WHAT NEEDS TO BE DONE: Read the records and gather each line that includes "공급대가".

:::

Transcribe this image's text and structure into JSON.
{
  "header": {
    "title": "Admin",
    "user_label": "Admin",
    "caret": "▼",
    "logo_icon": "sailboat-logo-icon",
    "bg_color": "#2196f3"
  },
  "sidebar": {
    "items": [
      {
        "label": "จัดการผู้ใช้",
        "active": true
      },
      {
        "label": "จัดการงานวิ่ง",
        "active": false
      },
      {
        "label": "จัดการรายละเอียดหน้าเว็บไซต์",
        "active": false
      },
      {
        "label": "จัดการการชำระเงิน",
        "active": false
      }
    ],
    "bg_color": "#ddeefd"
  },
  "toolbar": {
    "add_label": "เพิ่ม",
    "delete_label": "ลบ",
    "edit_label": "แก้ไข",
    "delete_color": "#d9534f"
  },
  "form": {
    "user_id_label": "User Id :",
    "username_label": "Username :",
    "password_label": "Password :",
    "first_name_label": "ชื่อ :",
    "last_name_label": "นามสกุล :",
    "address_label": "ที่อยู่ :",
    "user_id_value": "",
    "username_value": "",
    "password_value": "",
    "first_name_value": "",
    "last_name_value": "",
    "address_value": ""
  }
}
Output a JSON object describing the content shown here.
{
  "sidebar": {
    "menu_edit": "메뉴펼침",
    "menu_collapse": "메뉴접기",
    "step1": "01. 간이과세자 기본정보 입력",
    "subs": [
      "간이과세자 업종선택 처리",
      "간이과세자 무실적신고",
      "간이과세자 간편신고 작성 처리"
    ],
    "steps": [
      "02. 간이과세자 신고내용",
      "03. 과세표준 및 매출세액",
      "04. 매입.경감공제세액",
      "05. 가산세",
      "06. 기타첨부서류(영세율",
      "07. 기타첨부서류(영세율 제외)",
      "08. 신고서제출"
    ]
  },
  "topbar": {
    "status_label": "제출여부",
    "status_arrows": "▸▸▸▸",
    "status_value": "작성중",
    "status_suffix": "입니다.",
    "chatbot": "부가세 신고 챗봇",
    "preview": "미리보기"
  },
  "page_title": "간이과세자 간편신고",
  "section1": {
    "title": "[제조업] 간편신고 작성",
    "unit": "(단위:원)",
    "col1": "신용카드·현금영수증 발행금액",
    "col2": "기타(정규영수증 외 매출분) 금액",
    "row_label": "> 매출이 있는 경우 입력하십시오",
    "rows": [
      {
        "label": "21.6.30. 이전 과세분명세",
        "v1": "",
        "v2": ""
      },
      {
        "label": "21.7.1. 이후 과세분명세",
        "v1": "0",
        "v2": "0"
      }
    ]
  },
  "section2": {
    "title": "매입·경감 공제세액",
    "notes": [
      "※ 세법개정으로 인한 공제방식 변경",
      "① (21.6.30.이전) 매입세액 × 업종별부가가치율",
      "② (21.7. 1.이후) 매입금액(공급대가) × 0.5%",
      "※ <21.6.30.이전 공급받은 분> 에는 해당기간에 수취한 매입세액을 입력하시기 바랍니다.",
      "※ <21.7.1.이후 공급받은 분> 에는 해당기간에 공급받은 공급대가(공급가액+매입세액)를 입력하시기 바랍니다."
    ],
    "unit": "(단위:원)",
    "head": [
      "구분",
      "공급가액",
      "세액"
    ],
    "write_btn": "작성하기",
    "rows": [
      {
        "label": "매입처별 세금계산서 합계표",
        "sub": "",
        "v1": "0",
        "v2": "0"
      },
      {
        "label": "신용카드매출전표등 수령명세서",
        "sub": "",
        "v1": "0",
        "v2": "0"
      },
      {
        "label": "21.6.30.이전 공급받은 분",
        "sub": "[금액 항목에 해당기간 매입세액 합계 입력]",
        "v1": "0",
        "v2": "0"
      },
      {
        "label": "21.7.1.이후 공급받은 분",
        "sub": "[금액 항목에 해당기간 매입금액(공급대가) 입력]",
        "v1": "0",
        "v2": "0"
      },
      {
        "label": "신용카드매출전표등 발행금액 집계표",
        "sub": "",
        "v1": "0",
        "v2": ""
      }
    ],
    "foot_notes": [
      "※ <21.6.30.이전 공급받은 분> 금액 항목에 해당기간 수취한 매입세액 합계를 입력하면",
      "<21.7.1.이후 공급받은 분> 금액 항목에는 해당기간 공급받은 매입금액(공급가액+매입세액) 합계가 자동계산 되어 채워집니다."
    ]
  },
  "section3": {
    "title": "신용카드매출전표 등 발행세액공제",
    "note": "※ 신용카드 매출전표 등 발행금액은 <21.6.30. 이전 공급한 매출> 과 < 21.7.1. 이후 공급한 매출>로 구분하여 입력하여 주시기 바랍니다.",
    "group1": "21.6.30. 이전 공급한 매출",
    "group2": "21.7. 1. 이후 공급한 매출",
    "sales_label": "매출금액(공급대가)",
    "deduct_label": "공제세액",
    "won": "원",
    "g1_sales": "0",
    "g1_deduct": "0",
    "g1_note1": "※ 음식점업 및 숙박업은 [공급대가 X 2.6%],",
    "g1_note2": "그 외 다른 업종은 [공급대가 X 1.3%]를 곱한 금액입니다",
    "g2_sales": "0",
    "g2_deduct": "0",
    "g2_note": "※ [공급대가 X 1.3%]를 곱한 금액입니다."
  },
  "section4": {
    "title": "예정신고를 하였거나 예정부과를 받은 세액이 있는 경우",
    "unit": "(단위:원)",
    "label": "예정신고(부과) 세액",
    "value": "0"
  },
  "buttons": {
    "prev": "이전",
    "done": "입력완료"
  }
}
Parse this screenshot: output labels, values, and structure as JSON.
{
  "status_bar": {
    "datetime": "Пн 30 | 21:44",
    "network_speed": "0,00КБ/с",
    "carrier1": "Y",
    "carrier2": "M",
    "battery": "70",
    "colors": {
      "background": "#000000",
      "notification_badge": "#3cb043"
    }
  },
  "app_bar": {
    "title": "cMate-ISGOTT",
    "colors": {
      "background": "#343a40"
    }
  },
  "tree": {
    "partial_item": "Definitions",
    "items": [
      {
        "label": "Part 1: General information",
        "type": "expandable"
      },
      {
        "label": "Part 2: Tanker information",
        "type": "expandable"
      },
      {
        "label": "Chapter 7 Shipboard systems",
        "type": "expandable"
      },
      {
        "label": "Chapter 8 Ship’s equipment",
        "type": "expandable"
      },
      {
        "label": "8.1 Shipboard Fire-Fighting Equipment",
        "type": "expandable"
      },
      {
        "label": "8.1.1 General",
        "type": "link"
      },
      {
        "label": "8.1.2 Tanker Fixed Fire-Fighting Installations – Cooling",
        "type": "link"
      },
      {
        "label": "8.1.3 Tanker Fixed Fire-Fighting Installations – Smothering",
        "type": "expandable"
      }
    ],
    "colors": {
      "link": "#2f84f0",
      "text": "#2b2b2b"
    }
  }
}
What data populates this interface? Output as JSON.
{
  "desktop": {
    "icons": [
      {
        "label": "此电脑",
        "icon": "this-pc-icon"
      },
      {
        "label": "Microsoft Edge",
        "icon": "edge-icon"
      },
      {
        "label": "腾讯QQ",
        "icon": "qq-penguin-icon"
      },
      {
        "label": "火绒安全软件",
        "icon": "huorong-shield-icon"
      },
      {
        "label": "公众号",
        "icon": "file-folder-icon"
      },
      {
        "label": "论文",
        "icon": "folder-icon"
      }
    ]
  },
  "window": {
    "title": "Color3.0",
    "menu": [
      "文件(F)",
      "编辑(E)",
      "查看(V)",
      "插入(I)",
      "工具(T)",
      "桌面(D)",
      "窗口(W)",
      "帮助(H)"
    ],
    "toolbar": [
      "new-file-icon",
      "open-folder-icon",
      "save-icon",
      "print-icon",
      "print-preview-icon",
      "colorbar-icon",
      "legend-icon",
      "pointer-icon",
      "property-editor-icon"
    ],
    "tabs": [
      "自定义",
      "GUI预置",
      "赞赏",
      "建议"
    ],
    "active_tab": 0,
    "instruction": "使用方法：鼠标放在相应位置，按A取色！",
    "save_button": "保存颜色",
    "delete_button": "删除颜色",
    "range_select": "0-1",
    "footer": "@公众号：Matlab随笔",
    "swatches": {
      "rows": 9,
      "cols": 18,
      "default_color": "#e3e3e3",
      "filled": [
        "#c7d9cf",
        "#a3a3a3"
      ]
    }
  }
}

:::

RESPONSE TO THE EXERCISE:
      "② (21.7. 1.이후) 매입금액(공급대가) × 0.5%",
      "※ <21.7.1.이후 공급받은 분> 에는 해당기간에 공급받은 공급대가(공급가액+매입세액)를 입력하시기 바랍니다."
        "sub": "[금액 항목에 해당기간 매입금액(공급대가) 입력]",
    "sales_label": "매출금액(공급대가)",
    "g1_note1": "※ 음식점업 및 숙박업은 [공급대가 X 2.6%],",
    "g1_note2": "그 외 다른 업종은 [공급대가 X 1.3%]를 곱한 금액입니다",
    "g2_note": "※ [공급대가 X 1.3%]를 곱한 금액입니다."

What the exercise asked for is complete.